### Problem details
Lines in the data below that contain the word "Вставить" are to be copied.

### Data to process
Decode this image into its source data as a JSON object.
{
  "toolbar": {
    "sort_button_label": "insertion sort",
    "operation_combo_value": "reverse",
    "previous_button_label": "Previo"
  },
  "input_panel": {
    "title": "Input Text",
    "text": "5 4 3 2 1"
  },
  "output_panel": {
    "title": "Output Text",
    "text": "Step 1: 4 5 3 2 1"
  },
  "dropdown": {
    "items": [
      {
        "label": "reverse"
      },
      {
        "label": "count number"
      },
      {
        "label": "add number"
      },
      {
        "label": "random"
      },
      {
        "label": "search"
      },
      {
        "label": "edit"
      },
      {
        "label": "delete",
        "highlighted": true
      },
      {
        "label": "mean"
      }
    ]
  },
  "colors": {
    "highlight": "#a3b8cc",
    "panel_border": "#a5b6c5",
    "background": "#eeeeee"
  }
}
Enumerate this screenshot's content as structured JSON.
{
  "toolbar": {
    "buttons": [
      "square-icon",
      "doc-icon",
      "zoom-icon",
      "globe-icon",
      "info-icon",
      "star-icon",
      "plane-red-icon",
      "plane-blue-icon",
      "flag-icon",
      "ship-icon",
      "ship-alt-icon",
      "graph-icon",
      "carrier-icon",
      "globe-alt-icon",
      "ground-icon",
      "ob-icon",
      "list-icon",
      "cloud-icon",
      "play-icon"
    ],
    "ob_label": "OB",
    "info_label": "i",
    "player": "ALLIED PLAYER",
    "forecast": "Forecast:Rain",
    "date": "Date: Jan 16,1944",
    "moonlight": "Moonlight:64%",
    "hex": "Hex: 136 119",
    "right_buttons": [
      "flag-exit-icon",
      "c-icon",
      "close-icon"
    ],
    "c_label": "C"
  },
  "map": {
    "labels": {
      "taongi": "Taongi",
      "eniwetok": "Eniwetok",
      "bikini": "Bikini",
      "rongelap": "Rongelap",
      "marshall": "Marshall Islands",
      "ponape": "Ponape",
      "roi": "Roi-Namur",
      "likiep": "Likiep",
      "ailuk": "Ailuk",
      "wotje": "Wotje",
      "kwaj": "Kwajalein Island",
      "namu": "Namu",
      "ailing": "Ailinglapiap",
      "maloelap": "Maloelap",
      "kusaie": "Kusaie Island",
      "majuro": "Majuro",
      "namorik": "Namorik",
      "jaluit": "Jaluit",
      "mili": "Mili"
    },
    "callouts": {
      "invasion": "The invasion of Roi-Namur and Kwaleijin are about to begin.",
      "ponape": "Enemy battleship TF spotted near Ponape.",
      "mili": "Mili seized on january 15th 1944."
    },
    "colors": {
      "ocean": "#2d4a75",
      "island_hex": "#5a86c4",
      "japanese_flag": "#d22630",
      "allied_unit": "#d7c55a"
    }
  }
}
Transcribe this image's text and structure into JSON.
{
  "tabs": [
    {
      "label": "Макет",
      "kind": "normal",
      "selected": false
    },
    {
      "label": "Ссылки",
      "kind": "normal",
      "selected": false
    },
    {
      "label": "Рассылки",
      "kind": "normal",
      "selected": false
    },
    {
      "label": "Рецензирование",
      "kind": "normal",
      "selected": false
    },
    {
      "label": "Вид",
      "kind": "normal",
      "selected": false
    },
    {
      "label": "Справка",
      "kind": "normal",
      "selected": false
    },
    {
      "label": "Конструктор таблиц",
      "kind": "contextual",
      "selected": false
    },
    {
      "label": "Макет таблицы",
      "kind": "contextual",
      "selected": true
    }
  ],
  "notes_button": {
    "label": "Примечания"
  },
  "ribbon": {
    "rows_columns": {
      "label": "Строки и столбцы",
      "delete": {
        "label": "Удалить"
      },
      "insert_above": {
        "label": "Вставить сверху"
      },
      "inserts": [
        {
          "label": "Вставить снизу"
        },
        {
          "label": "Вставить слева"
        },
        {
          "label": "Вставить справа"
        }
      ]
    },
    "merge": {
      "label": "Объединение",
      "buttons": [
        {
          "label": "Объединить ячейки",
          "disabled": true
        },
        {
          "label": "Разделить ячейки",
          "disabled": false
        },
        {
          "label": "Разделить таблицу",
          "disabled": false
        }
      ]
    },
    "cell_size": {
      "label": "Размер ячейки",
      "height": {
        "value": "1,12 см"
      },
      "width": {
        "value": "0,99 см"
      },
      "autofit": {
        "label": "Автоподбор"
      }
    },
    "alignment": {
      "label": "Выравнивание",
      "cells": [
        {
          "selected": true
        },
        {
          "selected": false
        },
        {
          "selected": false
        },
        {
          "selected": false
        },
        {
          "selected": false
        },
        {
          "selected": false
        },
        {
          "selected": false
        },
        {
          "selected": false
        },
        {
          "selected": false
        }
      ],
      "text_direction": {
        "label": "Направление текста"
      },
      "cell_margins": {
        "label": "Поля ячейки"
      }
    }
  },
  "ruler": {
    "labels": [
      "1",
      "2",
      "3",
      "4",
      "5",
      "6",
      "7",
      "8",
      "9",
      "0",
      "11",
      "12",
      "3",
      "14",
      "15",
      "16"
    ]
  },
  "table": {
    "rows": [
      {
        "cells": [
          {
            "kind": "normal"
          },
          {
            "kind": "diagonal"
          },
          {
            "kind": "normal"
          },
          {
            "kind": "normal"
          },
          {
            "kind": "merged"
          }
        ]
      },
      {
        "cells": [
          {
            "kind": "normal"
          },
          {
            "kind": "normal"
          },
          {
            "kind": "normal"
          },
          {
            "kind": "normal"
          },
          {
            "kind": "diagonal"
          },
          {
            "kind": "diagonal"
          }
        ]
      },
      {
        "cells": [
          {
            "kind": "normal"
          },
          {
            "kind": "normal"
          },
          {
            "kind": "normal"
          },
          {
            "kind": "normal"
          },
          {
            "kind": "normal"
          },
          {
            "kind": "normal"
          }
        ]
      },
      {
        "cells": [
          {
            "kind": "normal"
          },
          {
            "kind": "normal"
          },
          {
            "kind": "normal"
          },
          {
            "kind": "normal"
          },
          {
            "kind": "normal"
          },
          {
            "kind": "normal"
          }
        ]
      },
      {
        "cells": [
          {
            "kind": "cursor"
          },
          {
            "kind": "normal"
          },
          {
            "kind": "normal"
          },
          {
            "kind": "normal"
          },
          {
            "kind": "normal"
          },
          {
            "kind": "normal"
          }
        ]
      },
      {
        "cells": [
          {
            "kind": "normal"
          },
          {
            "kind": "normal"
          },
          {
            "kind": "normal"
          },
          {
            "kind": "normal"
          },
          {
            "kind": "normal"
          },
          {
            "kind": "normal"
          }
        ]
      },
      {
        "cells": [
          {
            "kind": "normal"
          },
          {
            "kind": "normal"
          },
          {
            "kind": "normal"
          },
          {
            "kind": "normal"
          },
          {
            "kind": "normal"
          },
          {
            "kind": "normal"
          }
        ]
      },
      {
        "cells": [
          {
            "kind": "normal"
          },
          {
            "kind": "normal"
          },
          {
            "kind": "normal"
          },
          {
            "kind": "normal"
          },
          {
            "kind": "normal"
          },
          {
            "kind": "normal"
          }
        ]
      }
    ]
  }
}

### Solution below
        "label": "Вставить сверху"
          "label": "Вставить снизу"
          "label": "Вставить слева"
          "label": "Вставить справа"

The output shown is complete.